AMBITIOUS plans are being drawn up to create a brand new village on farmland to the west of Edinburgh.

More than 1200 homes, a neighbourhood centre, a primary school and new roads and infrastructure would be built at Hatton Mains, just off Dalmahoy Road and the A71.

It is thought the overall development – which is of a similar scale to the first phase of the nearby Garden District – would cost more than £250 million.

But community leaders said they had received little communication from the consultants, and knew nothing concrete about how the proposals would look.

And they criticised any move to develop on greenbelt land when other brownfield sites lie empty in the city – while pointing out the scheme is not part of the Local Development Plan (LDP), the council’s city-wide planning blueprint.

Judy Wightman, treasurer of Ratho community council, said: “We know nothing about it except that we’ve had a letter saying there is a proposal of application notice.

“We know absolutely nothing and we have had no consultation.

“At the moment we have just so many developments in the area. It’s really quite scary. There are so many brownfield sites they can develop in Edinburgh.

“Why do they have to develop on [the] green belt? It’s green belt, and it’s not included in the emergent LDP.”

Ken Shade, planning spokesman for Balerno community council, also raised fears over the “knock-on effect” on traffic.

Clarendon said it was working with the landowner at Hatton Mains to “investigate the potential for a new village that could create a high-quality residential environment” and “form a standalone solution to contribute to the city’s housing requirements in the short and medium term”.

Last week, we told how a number of controversial plans for new housing on greenbelt land were given the go-ahead after the Scottish Government issued its judgement on Edinburgh’s LDP.

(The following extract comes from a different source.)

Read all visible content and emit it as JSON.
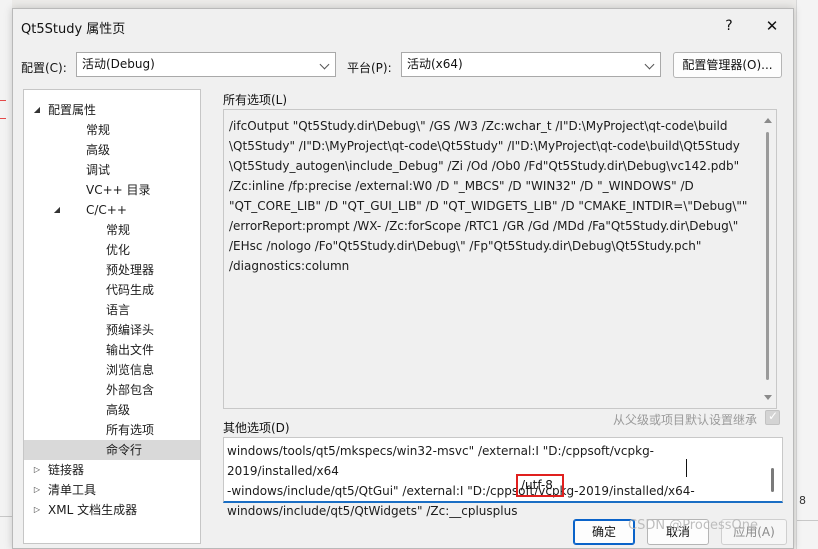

Its report insisted the Capital is facing a “significant shortfall” in housing over the next five years, requiring more homes to be built every year than “anything historically achieved even in the most positive economic circumstances”.

Clarendon said its scheme would make a “significant contribution” to this shortfall, as well as avoiding urban sprawl by creating an entirely new village. Public consultations will take place later this year.

Antony Duthie, director of Clarendon, said: “This proposal has the potential to deliver a standalone solution, in the short to medium term, to the shortfall of required housing of over 7000 homes as evidenced by the Scottish Government.

“It stands to benefit from a high-quality environment linked to existing and enhanced public transport links without the direct impact on existing infrastructure, character and amenity associated with extensions of existing urban areas.”